It’s actually been a while (almost 3 months!) since I ran a race/wrote a race report. And it’s been even longer since I’ve run a smart race and paced myself properly. Sunday was the LA Chinatown Firecracker 10K, a race that I decided to run on Saturday, September 4, 2010. Why do I remember that exact date? Well, my brother had just bought a house and was throwing a house warming party for some friends and family. While I was waiting for my brother to heat up a hot dog, one of his friends came over and we all start to talk. Apparently, a few of my brother’s friends started running and actually ran a few marathons already, which was pretty impressive (I had barely run my first one 3 months ago!). Anyways, we were talking about upcoming races and they mentioned the Firecracker 10K, one that they have been running for a few years now. So they told me I should run it too and then we started talking about who would beat each other. I left that party stuffed with food, but also determined to compete come race day.
Official Results: 42:28, 6:51 min/mile, 9/169 AG, 51/2169 Overall. Splits weren’t too bad, especially considering the course: 7:23, 7:47, 7:16, 6:06, 6:56, 5:56, :53. Even better than those results is the placement among my brother and his friends. First few friends after me: 46:35-51:50 and my brother: 54:43! A little background, my brother ran in high school cross country (and was significantly faster than me) but I had joined the year after he graduated, so we never got to race together until this race. I have to admit that since we both started running again a couple of years ago, it’s been me who has really raced competitively; it’s been more recreational for him. So my PRs on 5Ks and above has been faster than his, but to actually run in the same race and be able to compare times was pretty cool. But that’s enough gloating for now.
The Firecracker 10K is supposed to be a pretty tough course; well the first half is at least. The first couple of miles of the course is just a steady uphill, not too steep, but enough to get you fatigued for the rest of the race if you go out too hard. Once you get to the ‘peak’ of Elysian Park, you get a nice view of Downtown LA and then it’s mostly downhill from there, literally. The last part of the course goes through Dodgers Stadium (just the parking lot, which is kind of lame) and finish back into Chinatown.
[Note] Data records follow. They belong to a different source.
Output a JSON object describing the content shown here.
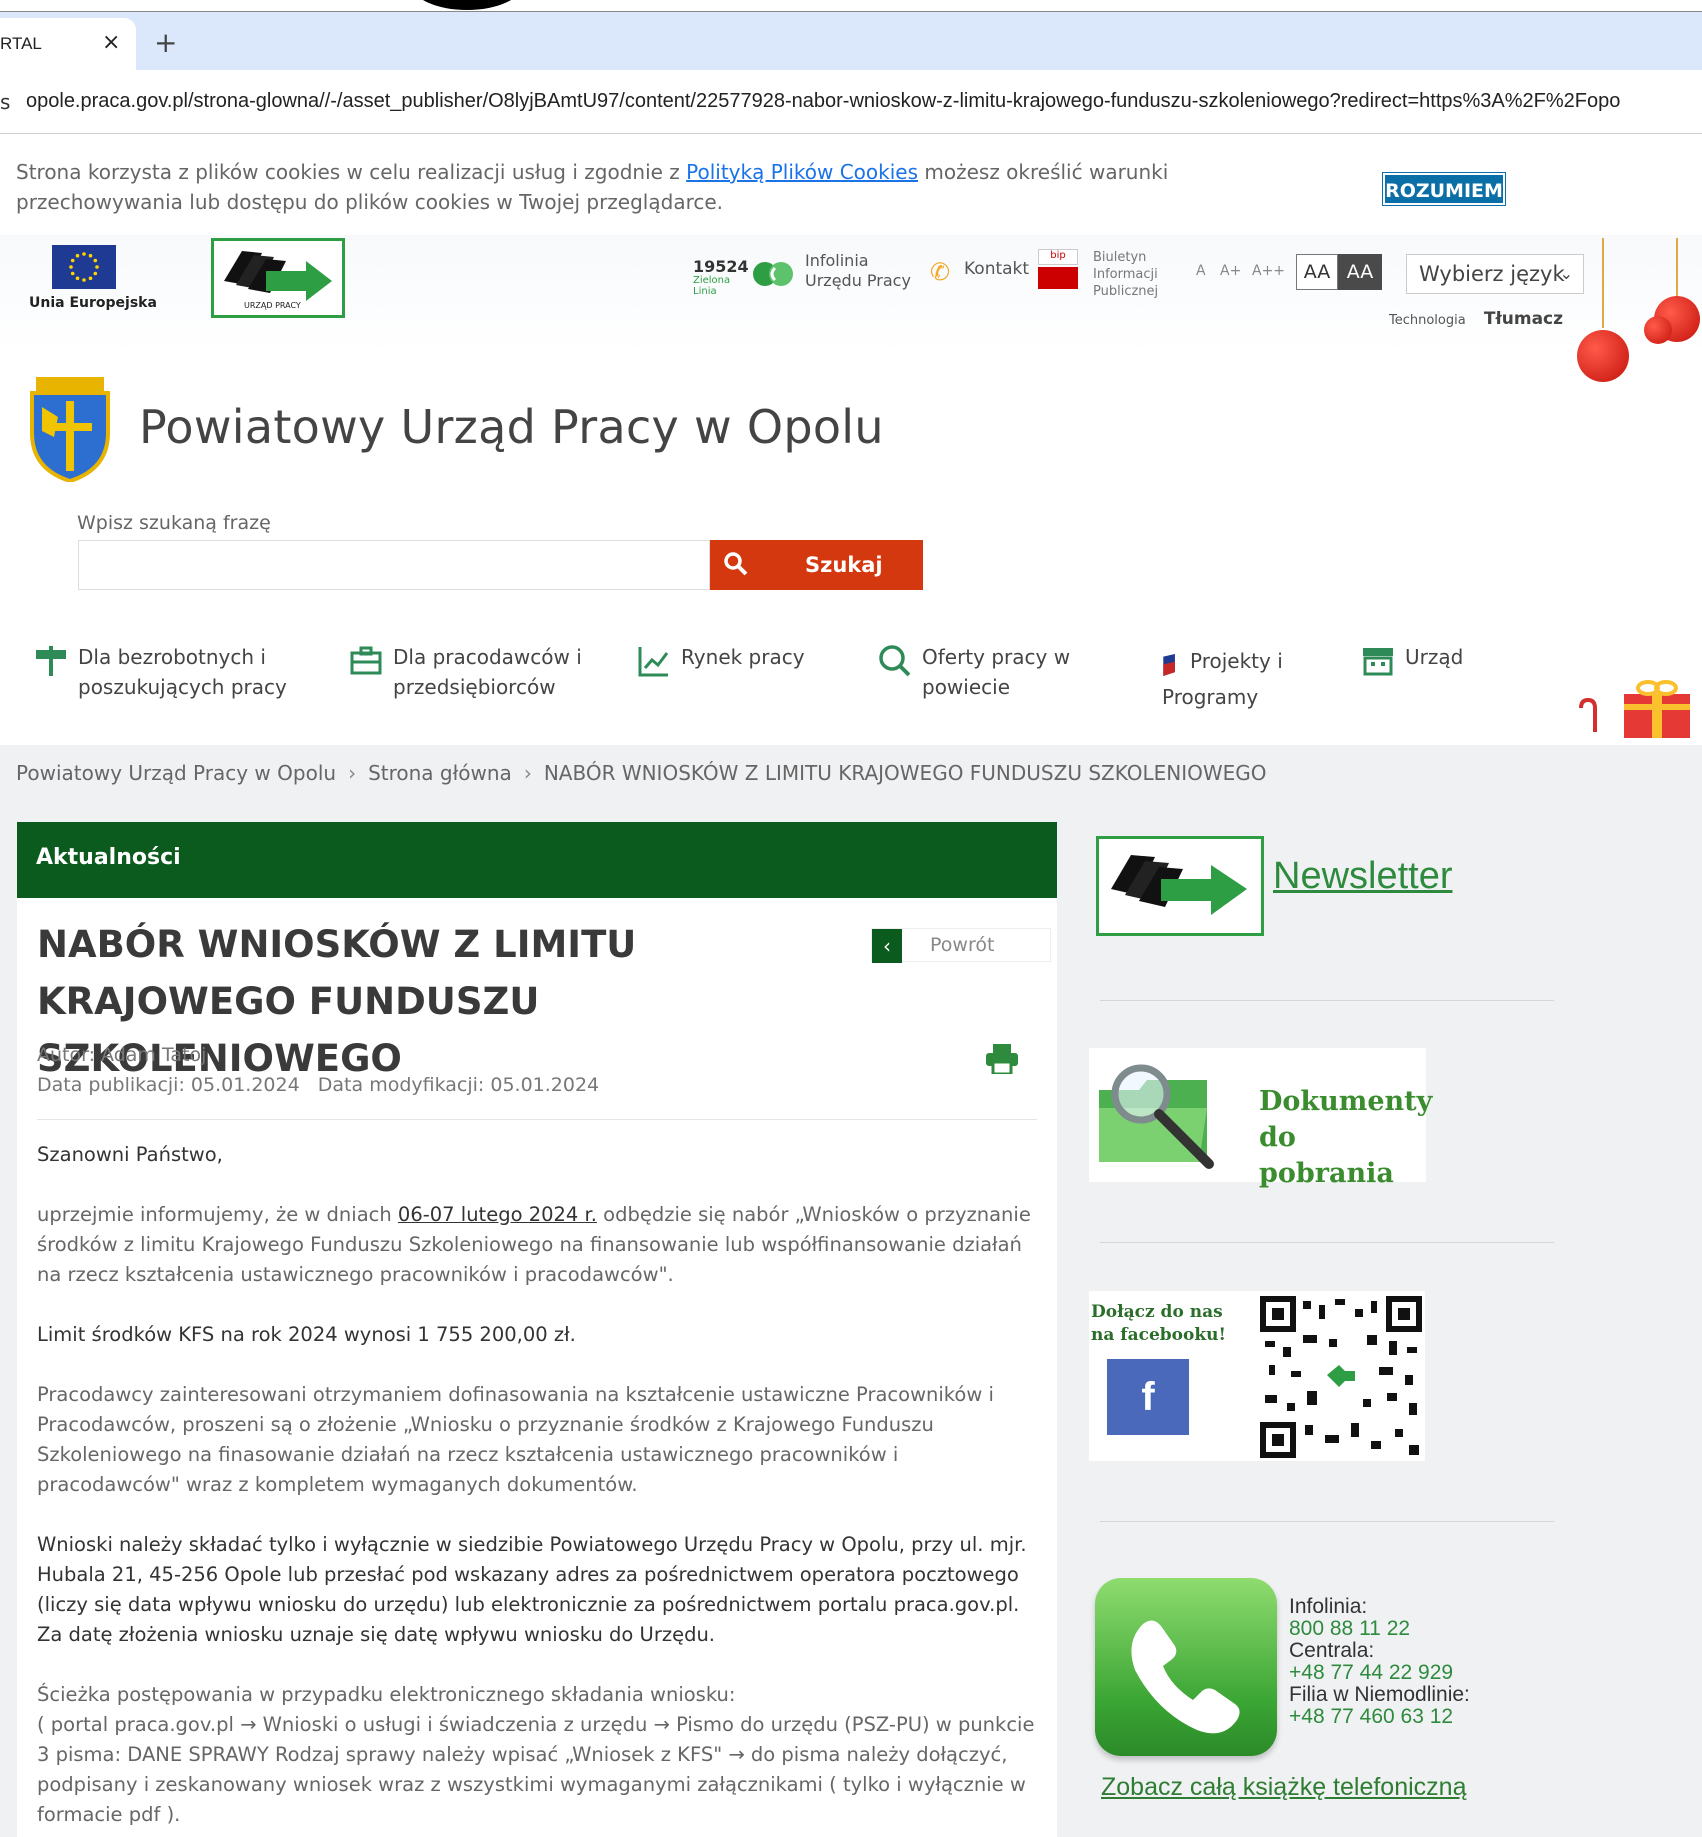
{
  "browser": {
    "tab_title": "RTAL",
    "tab_close": "×",
    "new_tab": "+",
    "url_prefix": "s",
    "url": "opole.praca.gov.pl/strona-glowna//-/asset_publisher/O8lyjBAmtU97/content/22577928-nabor-wnioskow-z-limitu-krajowego-funduszu-szkoleniowego?redirect=https%3A%2F%2Fopo"
  },
  "cookie": {
    "text_before": "Strona korzysta z plików cookies w celu realizacji usług i zgodnie z ",
    "link": "Polityką Plików Cookies",
    "text_after": " możesz określić warunki przechowywania lub dostępu do plików cookies w Twojej przeglądarce.",
    "button": "ROZUMIEM"
  },
  "header": {
    "eu_label": "Unia Europejska",
    "up_logo_label": "URZĄD PRACY",
    "infolinia_number": "19524",
    "infolinia_sub": "Zielona Linia",
    "infolinia_text": "Infolinia Urzędu Pracy",
    "kontakt": "Kontakt",
    "bip_logo": "bip",
    "biuletyn": "Biuletyn Informacji Publicznej",
    "font_small": "A",
    "font_medium": "A+",
    "font_large": "A++",
    "contrast_1": "AA",
    "contrast_2": "AA",
    "language_select": "Wybierz język",
    "translate_tech": "Technologia",
    "translate_label": "Tłumacz"
  },
  "site": {
    "title": "Powiatowy Urząd Pracy w Opolu"
  },
  "search": {
    "label": "Wpisz szukaną frazę",
    "placeholder": "",
    "button": "Szukaj"
  },
  "nav": {
    "items": [
      {
        "line1": "Dla bezrobotnych i",
        "line2": "poszukujących pracy"
      },
      {
        "line1": "Dla pracodawców i",
        "line2": "przedsiębiorców"
      },
      {
        "line1": "Rynek pracy",
        "line2": ""
      },
      {
        "line1": "Oferty pracy w",
        "line2": "powiecie"
      },
      {
        "line1": "Projekty i",
        "line2": "Programy"
      },
      {
        "line1": "Urząd",
        "line2": ""
      }
    ]
  },
  "breadcrumb": {
    "items": [
      "Powiatowy Urząd Pracy w Opolu",
      "Strona główna",
      "NABÓR WNIOSKÓW Z LIMITU KRAJOWEGO FUNDUSZU SZKOLENIOWEGO"
    ],
    "separator": "›"
  },
  "article": {
    "section": "Aktualności",
    "title": "NABÓR WNIOSKÓW Z LIMITU KRAJOWEGO FUNDUSZU SZKOLENIOWEGO",
    "back": "Powrót",
    "author": "Autor: Adam Tatoj",
    "dates": "Data publikacji: 05.01.2024   Data modyfikacji: 05.01.2024",
    "greeting": "Szanowni Państwo,",
    "p1_before": "uprzejmie informujemy, że w dniach ",
    "p1_date": "06-07 lutego 2024 r.",
    "p1_after": " odbędzie się nabór „Wniosków o przyznanie środków z limitu Krajowego Funduszu Szkoleniowego na finansowanie lub współfinansowanie działań na rzecz kształcenia ustawicznego pracowników i pracodawców\".",
    "p2": "Limit środków KFS na rok 2024 wynosi 1 755 200,00 zł.",
    "p3": "Pracodawcy zainteresowani otrzymaniem dofinasowania na kształcenie ustawiczne Pracowników i Pracodawców, proszeni są o złożenie „Wniosku o przyznanie środków z Krajowego Funduszu Szkoleniowego na finasowanie działań na rzecz kształcenia ustawicznego pracowników i pracodawców\" wraz z kompletem wymaganych dokumentów.",
    "p4": "Wnioski  należy składać tylko i wyłącznie w siedzibie Powiatowego Urzędu Pracy w Opolu, przy ul. mjr. Hubala 21, 45-256 Opole lub przesłać pod wskazany adres za pośrednictwem operatora pocztowego (liczy się data wpływu wniosku do urzędu) lub elektronicznie za pośrednictwem portalu praca.gov.pl.  Za datę złożenia wniosku uznaje się datę wpływu wniosku do Urzędu.",
    "p5_1": "Ścieżka postępowania w przypadku elektronicznego składania wniosku:",
    "p5_2": "( portal praca.gov.pl → Wnioski o usługi i świadczenia z urzędu → Pismo do urzędu (PSZ-PU) w punkcie 3 pisma: DANE SPRAWY Rodzaj sprawy należy wpisać „Wniosek z KFS\" → do pisma należy dołączyć, podpisany i zeskanowany wniosek wraz z wszystkimi wymaganymi załącznikami ( tylko i wyłącznie w formacie pdf )."
  },
  "sidebar": {
    "newsletter": "Newsletter",
    "docs_line1": "Dokumenty",
    "docs_line2": "do pobrania",
    "fb_line1": "Dołącz do nas",
    "fb_line2": "na facebooku!",
    "fb_letter": "f",
    "contacts": [
      {
        "label": "Infolinia:",
        "value": "800 88 11 22"
      },
      {
        "label": "Centrala:",
        "value": "+48 77 44 22 929"
      },
      {
        "label": "Filia w Niemodlinie:",
        "value": "+48 77 460 63 12"
      }
    ],
    "phonebook": "Zobacz całą książkę telefoniczną"
  },
  "colors": {
    "brand_green": "#0b5a1e",
    "search_button": "#d3380f",
    "cookie_button": "#0a6fa6"
  }
}
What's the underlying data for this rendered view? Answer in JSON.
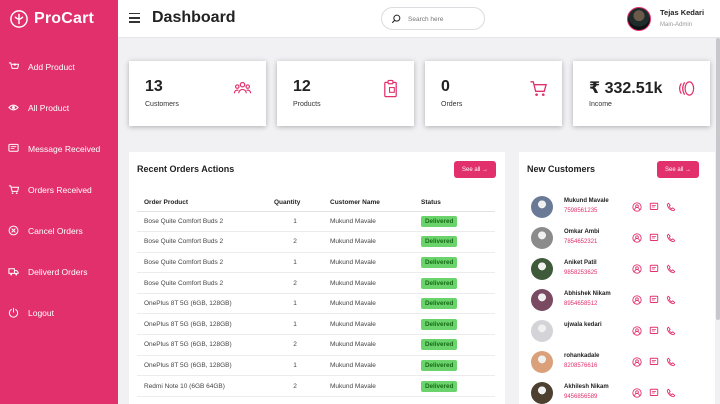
{
  "colors": {
    "accent": "#e1306c",
    "status_bg": "#6bd36b",
    "status_text": "#166c16",
    "page_bg": "#f1f1f4"
  },
  "sidebar": {
    "brand": "ProCart",
    "items": [
      {
        "label": "Add Product",
        "icon": "add-cart-icon"
      },
      {
        "label": "All Product",
        "icon": "eye-icon"
      },
      {
        "label": "Message Received",
        "icon": "message-icon"
      },
      {
        "label": "Orders Received",
        "icon": "cart-icon"
      },
      {
        "label": "Cancel Orders",
        "icon": "cancel-icon"
      },
      {
        "label": "Deliverd Orders",
        "icon": "truck-icon"
      },
      {
        "label": "Logout",
        "icon": "logout-icon"
      }
    ]
  },
  "header": {
    "title": "Dashboard",
    "search_placeholder": "Search here",
    "user_name": "Tejas Kedari",
    "user_role": "Main-Admin"
  },
  "cards": [
    {
      "value": "13",
      "label": "Customers",
      "icon": "users-icon"
    },
    {
      "value": "12",
      "label": "Products",
      "icon": "clipboard-icon"
    },
    {
      "value": "0",
      "label": "Orders",
      "icon": "cart-icon"
    },
    {
      "value": "₹ 332.51k",
      "label": "Income",
      "icon": "coins-icon"
    }
  ],
  "orders": {
    "title": "Recent Orders Actions",
    "see_all": "See all →",
    "columns": [
      "Order Product",
      "Quantity",
      "Customer Name",
      "Status"
    ],
    "rows": [
      {
        "product": "Bose Quite Comfort Buds 2",
        "qty": "1",
        "customer": "Mukund Mavale",
        "status": "Delivered"
      },
      {
        "product": "Bose Quite Comfort Buds 2",
        "qty": "2",
        "customer": "Mukund Mavale",
        "status": "Delivered"
      },
      {
        "product": "Bose Quite Comfort Buds 2",
        "qty": "1",
        "customer": "Mukund Mavale",
        "status": "Delivered"
      },
      {
        "product": "Bose Quite Comfort Buds 2",
        "qty": "2",
        "customer": "Mukund Mavale",
        "status": "Delivered"
      },
      {
        "product": "OnePlus 8T 5G (6GB, 128GB)",
        "qty": "1",
        "customer": "Mukund Mavale",
        "status": "Delivered"
      },
      {
        "product": "OnePlus 8T 5G (6GB, 128GB)",
        "qty": "1",
        "customer": "Mukund Mavale",
        "status": "Delivered"
      },
      {
        "product": "OnePlus 8T 5G (6GB, 128GB)",
        "qty": "2",
        "customer": "Mukund Mavale",
        "status": "Delivered"
      },
      {
        "product": "OnePlus 8T 5G (6GB, 128GB)",
        "qty": "1",
        "customer": "Mukund Mavale",
        "status": "Delivered"
      },
      {
        "product": "Redmi Note 10 (6GB 64GB)",
        "qty": "2",
        "customer": "Mukund Mavale",
        "status": "Delivered"
      }
    ]
  },
  "customers": {
    "title": "New Customers",
    "see_all": "See all →",
    "list": [
      {
        "name": "Mukund Mavale",
        "phone": "7598561235",
        "avatar": "#6a7a96"
      },
      {
        "name": "Omkar Ambi",
        "phone": "7854652321",
        "avatar": "#8b8b8b"
      },
      {
        "name": "Aniket Patil",
        "phone": "9858253625",
        "avatar": "#3e5a3a"
      },
      {
        "name": "Abhishek Nikam",
        "phone": "8954658512",
        "avatar": "#7a4a63"
      },
      {
        "name": "ujwala kedari",
        "phone": "",
        "avatar": "#d4d4d8"
      },
      {
        "name": "rohankadale",
        "phone": "8208576616",
        "avatar": "#d9a07a"
      },
      {
        "name": "Akhilesh Nikam",
        "phone": "9456856589",
        "avatar": "#4d4030"
      }
    ]
  }
}
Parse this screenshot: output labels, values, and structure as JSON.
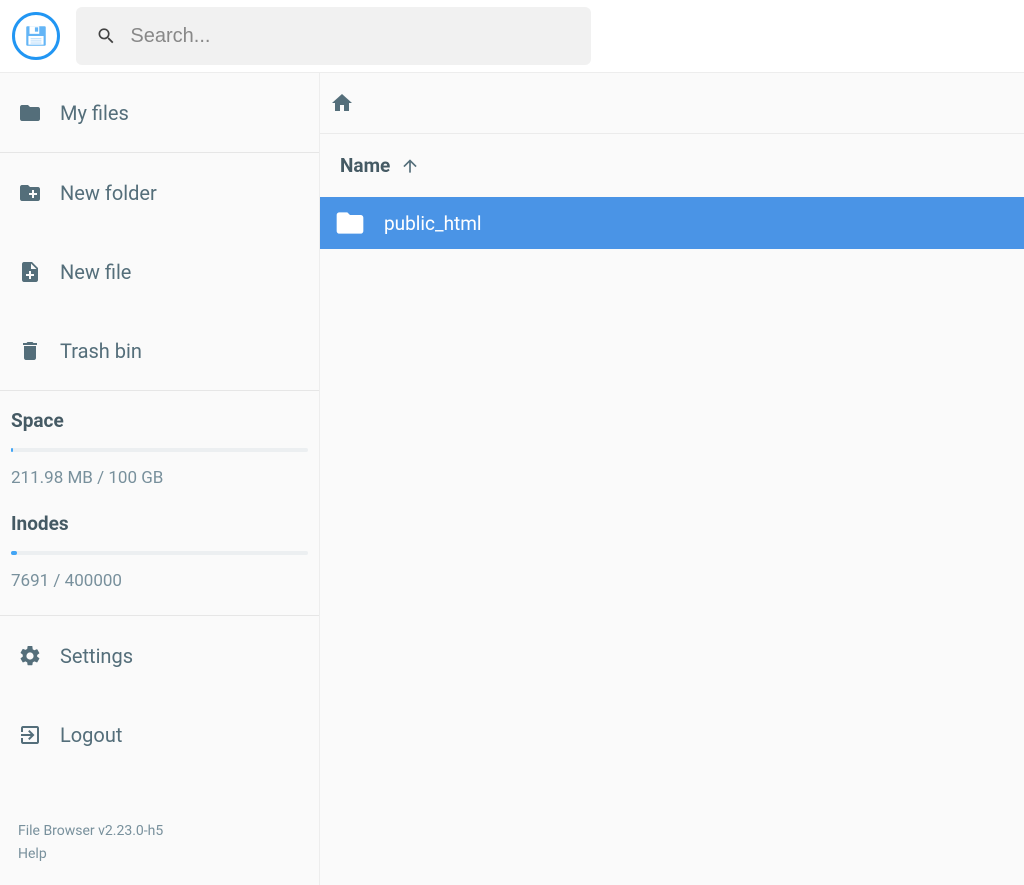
{
  "search": {
    "placeholder": "Search..."
  },
  "sidebar": {
    "my_files": "My files",
    "new_folder": "New folder",
    "new_file": "New file",
    "trash_bin": "Trash bin",
    "space_title": "Space",
    "space_text": "211.98 MB / 100 GB",
    "inodes_title": "Inodes",
    "inodes_text": "7691 / 400000",
    "settings": "Settings",
    "logout": "Logout",
    "version": "File Browser v2.23.0-h5",
    "help": "Help"
  },
  "listing": {
    "name_header": "Name",
    "items": [
      {
        "label": "public_html",
        "type": "folder",
        "selected": true
      }
    ]
  }
}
I wanted to focus on that first part of the race, if I got through that, everything else would be comparatively easier. But since I haven’t raced in a while, I wasn’t sure what type of race condition I was in, especially for hills. I knew a big part of me was going to try and hang with the runners up ahead, but that would just wear me out for the rest of the race.
I did my best to hold back the first mile. After the first couple hundred meters of dodging the casual runners in front of me, I finally had a clear path to run the race at my own pace. I threw out a pace of 7:15 so I tried to hover around that for the first mile. The last part of the first mile was uphill so I think 7:23 was pretty much on target.
The combination of holding back the first mile, not going up too fast up the hills and the fact that it was still the beginning in the race all helped me successfully overcome the hills for the next couple of miles. Just before the race started, one of my brother’s friends said he was going to move closer to the front of the starting line. My brother knew that it would have been annoying and a waste of energy for me to have to zigzag between slower runners, so he told me to do the same thing. I got a little closer, but probably not as close as my brother’s friend. During the race, I was actually passing quite a few runners on the uphills, which could have been a good thing or a bad thing. At around mile 2.5 (just before the peak), I saw my brother’s friend ahead which gave me a surge of energy to catch him. I started running next to him hoping to help each other for at least a couple of miles. But according my him (as he told me after the race), I just dogged him! I had my headphones on but didn’t say anything to him as I approached him, and after he said good job to me, I just took off. But from my perspective, I just felt that he didn’t want to push the pace, so I decided to keep going.
The next couple of miles weren’t too painful, most of it was downhill, and I actually hit a top speed of 4:38 or 5:00 min/mile, something I’ll never do on a flat course! I also knew I felt good because I was actually passing other runners and when a runner passed me, I didn’t get discouraged and let them go, but held my pace and passed them when we hit another downhill. It’s literally night and day when comparing how I feel during a race where I start off too fast vs a reasonable pace. There were a few runners that I had to let go or just couldn’t catch, but I’ll live with it. I still know I ran a hard-fought race that was paced very well and didn’t start off too fast to be fatigued for the rest of the race.
So now that I’ve been re-bitten by the race bug again, I need to make sure I don’t slack off and get some quality training in. I have a few races in the pipeline although I would like to find a few more to fill in. I think I mentioned in the previous post that I signed up for the LA Marathon next month, I recently registered for a trail half marathon, which will be my first and either the Rock ‘n’ Roll half/full in SD or maybe travel to Seattle for that one, still deciding. My brother and his friends also invited me to run the SF half at the end of July, which might be fun too. It’s supposed to be a pretty fun/scenic course, so that’s another one that I might consider as well. So many races to choose from, so little time!